Several new attractions are to open at Blackpool Zoo this year, with building work already underway there.
New aviaries are being built – called Rainbow Landings and World of Wings – while new ‘Actions Dinos’ will be put inside the existing Dinosaur Safari zone, which has been refurbished over the winter months.
Bosses at the Spanish-owned tourist trap have not commented on how much they’re spending, though the work continues their investment in the East Park Drive attraction.
Last year, a new elephant house, complete with new herd from Twycross, opened after a £5 million project – which was described by director Darren Webster as the “largest single investment” the zoo had had.
The old elephant house, which also housed a number of reptiles, has now been closed off, as has the adjacent Amazonia walk-through aviary, with a sign telling visitors: “Sorry, Amazonia and the reptile house are closed. World of Wings will open here late spring.”
A new aviary is also being built nearby, beside the aardvark house, with signs saying the area is “being developed for our brand new songbird aviary”. That will be called Rainbow Landings, it is understood, and will open in the summer alongside the Action Dinos.
Wooden walkways and bridges have been rebuilt inside the existing model dinosaur area, while some areas have been marked out in white paint.
The new attractions are being promoted in new leaflets handed out to visitors, while head of birds Luke Forster gave zoo members a “first look at plans” at an exclusive talk at 11am on Saturday.
He gave “an important message about the plight of Asian songbirds”, while a children’s workshop – for those three-seven – was also held.
“Low public awareness is a major issue in the songbird crisis,” according to the Silent Forest campaign, which hopes to mitigate the impact of what it said is the “excessive but culturally deep-rooted consumption for trade, singing competitions, pets, status symbols, export, traditional medicine, and food”.
It said: “Demand for songbirds in Southeast Asia is extremely high, affecting hundreds of species and involving millions of individual birds, annually.
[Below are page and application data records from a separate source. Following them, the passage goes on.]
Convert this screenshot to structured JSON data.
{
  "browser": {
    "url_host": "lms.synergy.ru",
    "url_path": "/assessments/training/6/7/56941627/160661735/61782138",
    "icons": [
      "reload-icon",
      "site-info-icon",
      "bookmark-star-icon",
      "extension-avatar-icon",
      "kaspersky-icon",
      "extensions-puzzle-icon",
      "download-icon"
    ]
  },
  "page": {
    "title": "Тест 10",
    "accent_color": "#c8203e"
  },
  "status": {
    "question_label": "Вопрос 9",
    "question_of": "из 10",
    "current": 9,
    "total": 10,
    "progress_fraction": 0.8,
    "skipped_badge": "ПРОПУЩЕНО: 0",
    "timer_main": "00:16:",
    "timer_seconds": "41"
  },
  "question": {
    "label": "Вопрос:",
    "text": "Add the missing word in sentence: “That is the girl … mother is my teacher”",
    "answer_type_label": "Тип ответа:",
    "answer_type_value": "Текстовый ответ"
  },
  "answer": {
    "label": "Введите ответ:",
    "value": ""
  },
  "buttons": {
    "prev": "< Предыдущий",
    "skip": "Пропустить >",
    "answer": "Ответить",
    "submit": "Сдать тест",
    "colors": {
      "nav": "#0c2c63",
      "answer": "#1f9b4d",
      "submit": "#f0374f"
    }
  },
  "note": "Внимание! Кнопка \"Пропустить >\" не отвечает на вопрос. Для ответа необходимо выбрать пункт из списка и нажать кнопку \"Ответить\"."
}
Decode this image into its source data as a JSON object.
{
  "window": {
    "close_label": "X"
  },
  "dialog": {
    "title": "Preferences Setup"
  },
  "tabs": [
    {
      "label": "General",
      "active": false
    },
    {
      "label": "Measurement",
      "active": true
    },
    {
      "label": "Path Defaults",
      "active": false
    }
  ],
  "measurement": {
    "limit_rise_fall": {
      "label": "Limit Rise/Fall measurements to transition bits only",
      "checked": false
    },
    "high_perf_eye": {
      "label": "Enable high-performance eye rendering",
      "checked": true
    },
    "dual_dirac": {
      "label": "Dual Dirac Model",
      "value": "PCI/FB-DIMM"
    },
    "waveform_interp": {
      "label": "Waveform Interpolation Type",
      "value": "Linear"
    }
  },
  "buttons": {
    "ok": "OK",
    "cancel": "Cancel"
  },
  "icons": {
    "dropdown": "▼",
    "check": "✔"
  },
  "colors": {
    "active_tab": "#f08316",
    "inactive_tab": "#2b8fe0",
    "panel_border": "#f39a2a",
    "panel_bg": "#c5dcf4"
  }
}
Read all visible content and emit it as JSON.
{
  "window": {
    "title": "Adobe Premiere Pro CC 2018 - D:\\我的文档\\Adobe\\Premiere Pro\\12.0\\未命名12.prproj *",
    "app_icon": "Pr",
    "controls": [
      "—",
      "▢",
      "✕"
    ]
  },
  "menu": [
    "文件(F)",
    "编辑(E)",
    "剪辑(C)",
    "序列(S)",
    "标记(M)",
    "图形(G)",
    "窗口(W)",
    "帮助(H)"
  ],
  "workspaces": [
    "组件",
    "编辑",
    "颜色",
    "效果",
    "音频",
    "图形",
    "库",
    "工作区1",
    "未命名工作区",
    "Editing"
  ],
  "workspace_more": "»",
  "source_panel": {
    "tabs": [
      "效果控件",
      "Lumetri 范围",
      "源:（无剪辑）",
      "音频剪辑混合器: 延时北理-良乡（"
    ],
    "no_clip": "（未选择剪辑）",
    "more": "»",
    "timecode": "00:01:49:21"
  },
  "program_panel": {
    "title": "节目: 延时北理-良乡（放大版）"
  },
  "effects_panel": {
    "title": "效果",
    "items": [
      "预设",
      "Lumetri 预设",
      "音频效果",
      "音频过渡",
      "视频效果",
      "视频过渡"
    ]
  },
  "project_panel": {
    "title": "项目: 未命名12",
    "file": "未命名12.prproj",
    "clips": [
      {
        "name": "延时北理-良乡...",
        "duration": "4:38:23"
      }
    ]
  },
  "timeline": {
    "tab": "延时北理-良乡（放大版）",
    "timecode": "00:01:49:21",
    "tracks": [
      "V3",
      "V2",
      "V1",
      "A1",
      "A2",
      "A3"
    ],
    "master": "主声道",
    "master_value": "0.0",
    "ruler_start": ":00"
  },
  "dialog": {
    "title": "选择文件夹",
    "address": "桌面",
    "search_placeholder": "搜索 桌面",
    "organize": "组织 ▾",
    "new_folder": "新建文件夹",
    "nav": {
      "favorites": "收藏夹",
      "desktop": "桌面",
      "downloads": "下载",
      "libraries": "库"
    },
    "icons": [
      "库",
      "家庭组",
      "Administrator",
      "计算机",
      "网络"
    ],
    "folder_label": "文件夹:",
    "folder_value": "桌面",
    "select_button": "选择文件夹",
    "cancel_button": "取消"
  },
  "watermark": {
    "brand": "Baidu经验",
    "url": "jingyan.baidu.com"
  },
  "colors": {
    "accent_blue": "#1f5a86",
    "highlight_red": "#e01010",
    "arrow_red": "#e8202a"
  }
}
“The degree of pressure on songbirds in Asia is devastating and has long been grossly underestimated,” it added, saying it was looking to zoos to help save the birds from extinction.